Study links poor nutrition to serious diseases

A new study published in the health journal JAMA Internal Medicine found that Americans consume more sugar than they realize, and this unhealthy habit has been linked to more instances of death from cardiovascular diseases.2 Different organizations have published information on how much sugar Americans can safely consume. The World Health Organization (WHO) has reported that Americans should consume foods that contain less than 25 percent sugar (of the total calories). The American Heart Association has said that for women, sugar consumption should not amount to more than 100 calories per day, and for men it should be about 150 calories a day.2 The Centers for Disease Control and Prevention (CDC) examined the consumption of sugar and found that Americans consume more than what is recommended by WHO.2

According to the findings, the average percentage of daily calories in Americans’ diets from added sugars rose from more than 15 percent from 1988 to 1994 to nearly 17 percent from 1999 to 2004. However, the researchers found that between 2005 and 2010 there was a gradual decline in the consumption of sugar of almost 15 percent.

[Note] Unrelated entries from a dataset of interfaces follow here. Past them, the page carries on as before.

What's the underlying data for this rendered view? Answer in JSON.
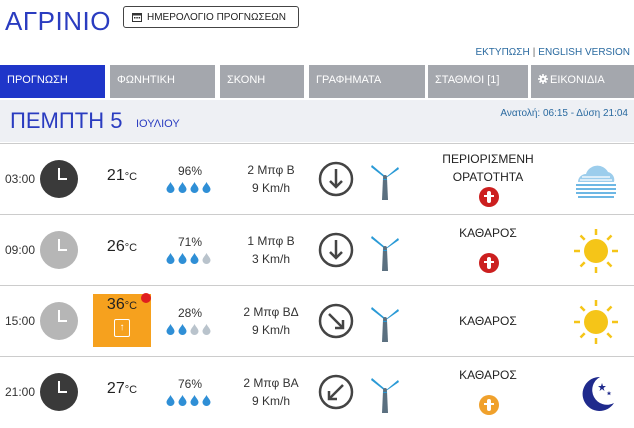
{
  "header": {
    "title": "ΑΓΡΙΝΙΟ",
    "calendar_button": "ΗΜΕΡΟΛΟΓΙΟ ΠΡΟΓΝΩΣΕΩΝ",
    "print_link": "ΕΚΤΥΠΩΣΗ",
    "separator": "|",
    "english_link": "ENGLISH VERSION"
  },
  "tabs": [
    {
      "label": "ΠΡΟΓΝΩΣΗ",
      "active": true
    },
    {
      "label": "ΦΩΝΗΤΙΚΗ",
      "active": false
    },
    {
      "label": "ΣΚΟΝΗ",
      "active": false
    },
    {
      "label": "ΓΡΑΦΗΜΑΤΑ",
      "active": false
    },
    {
      "label": "ΣΤΑΘΜΟΙ [1]",
      "active": false
    },
    {
      "label": "ΕΙΚΟΝΙΔΙΑ",
      "active": false,
      "icon": "gear-icon"
    }
  ],
  "day": {
    "name": "ΠΕΜΠΤΗ 5",
    "month": "ΙΟΥΛΙΟΥ",
    "sun": "Ανατολή: 06:15 - Δύση 21:04"
  },
  "forecasts": [
    {
      "time": "03:00",
      "clock": "dark",
      "temp": "21",
      "unit": "°C",
      "hot": false,
      "humidity": "96%",
      "drops_filled": 4,
      "wind_beaufort": "2 Μπφ Β",
      "wind_speed": "9 Km/h",
      "wind_dir_icon": "arrow-down-icon",
      "visibility_line1": "ΠΕΡΙΟΡΙΣΜΕΝΗ",
      "visibility_line2": "ΟΡΑΤΟΤΗΤΑ",
      "alert": "red",
      "weather_icon": "fog-cloud-icon"
    },
    {
      "time": "09:00",
      "clock": "light",
      "temp": "26",
      "unit": "°C",
      "hot": false,
      "humidity": "71%",
      "drops_filled": 3,
      "wind_beaufort": "1 Μπφ Β",
      "wind_speed": "3 Km/h",
      "wind_dir_icon": "arrow-down-icon",
      "visibility_line1": "ΚΑΘΑΡΟΣ",
      "visibility_line2": "",
      "alert": "red",
      "weather_icon": "sun-icon"
    },
    {
      "time": "15:00",
      "clock": "light",
      "temp": "36",
      "unit": "°C",
      "hot": true,
      "humidity": "28%",
      "drops_filled": 2,
      "wind_beaufort": "2 Μπφ ΒΔ",
      "wind_speed": "9 Km/h",
      "wind_dir_icon": "arrow-down-right-icon",
      "visibility_line1": "ΚΑΘΑΡΟΣ",
      "visibility_line2": "",
      "alert": "none",
      "weather_icon": "sun-icon"
    },
    {
      "time": "21:00",
      "clock": "dark",
      "temp": "27",
      "unit": "°C",
      "hot": false,
      "humidity": "76%",
      "drops_filled": 4,
      "wind_beaufort": "2 Μπφ ΒΑ",
      "wind_speed": "9 Km/h",
      "wind_dir_icon": "arrow-down-left-icon",
      "visibility_line1": "ΚΑΘΑΡΟΣ",
      "visibility_line2": "",
      "alert": "orange",
      "weather_icon": "moon-stars-icon"
    }
  ],
  "colors": {
    "brand_blue": "#1f36c9",
    "tab_grey": "#a4a7ad",
    "hot_orange": "#f6a11e",
    "drop_blue": "#2f8fd6",
    "sun_yellow": "#f5c518"
  }
}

More than 71 percent of American adults between 2005 and 2010 consumed 10 percent more sugar than is advised.2 Some 10 percent of those adults surveyed consumed 25 percent more calories from added sugars than is advised. The added sugar that researchers were studying comes from sweetened beverages, fruit drinks, desserts, candy and grain-based desserts. For example, a can of soda has 140 calories, with 35 grams of that coming from sugar, and an average American consumes 1.5 cans of soda per day.2 Dieticians and students interested in a career in the field of nutrition should be aware of these recommended daily values of sugar intake, and be prepared to guide their patients toward healthier eating habits.

New labels will affect consumption of sugars

The study published in JAMA revealed that the risk of death from cardiovascular diseases (CVD) rose dramatically in individuals who consumed a large amount of added sugars. Adults who regularly drank sugar sweetened beverages were at a significantly higher risk of dying  prematurely from CVD than adults who did not consume as much sugar.2 Dieticians and nutritionists are just a few of the professionals that can make a difference in the way Americans consume sugars. By keeping patients informed on how their daily activities can affect their health in dramatic ways, nutritionists can guide people on a path to a better lifestyle, and stop the trend of people dying from CVD caused by poor nutrition.

For students preparing for a career in health care, the nutrition industry is a field where they could have an impact on the health of the entire country. Nutritionists and dieticians have influenced the creation of new nutrition labels and requiring food manufacturers to list any and all added sugars. Health care providers are aware that the U.S. has a generation of overweight children who may not live as long as their parents because of poor eating habits, and dieticians should be aware of how to combat that with education and information on healthier alternatives. 3 Because many dieticians and nutritionists work in hospital environments, students interested in careers as medical assistants or nurses should be aware of how their degree could translate seamlessly into a position counseling patients on better nutrition.

1 “Dietitians and Nutritionists,” Bureau of Labor and Statistics,
2 Matilda, Benita, “Consumption of Added Sugar Linked to Increased Risk of Death from Cardiovascular Disease,” Science World, Feb. 4, 2014,
3 “New WHO Guidelines Advises Halving Sugar Intake to Six Teaspoons Per Day,” Science World, Mar. 5, 2014,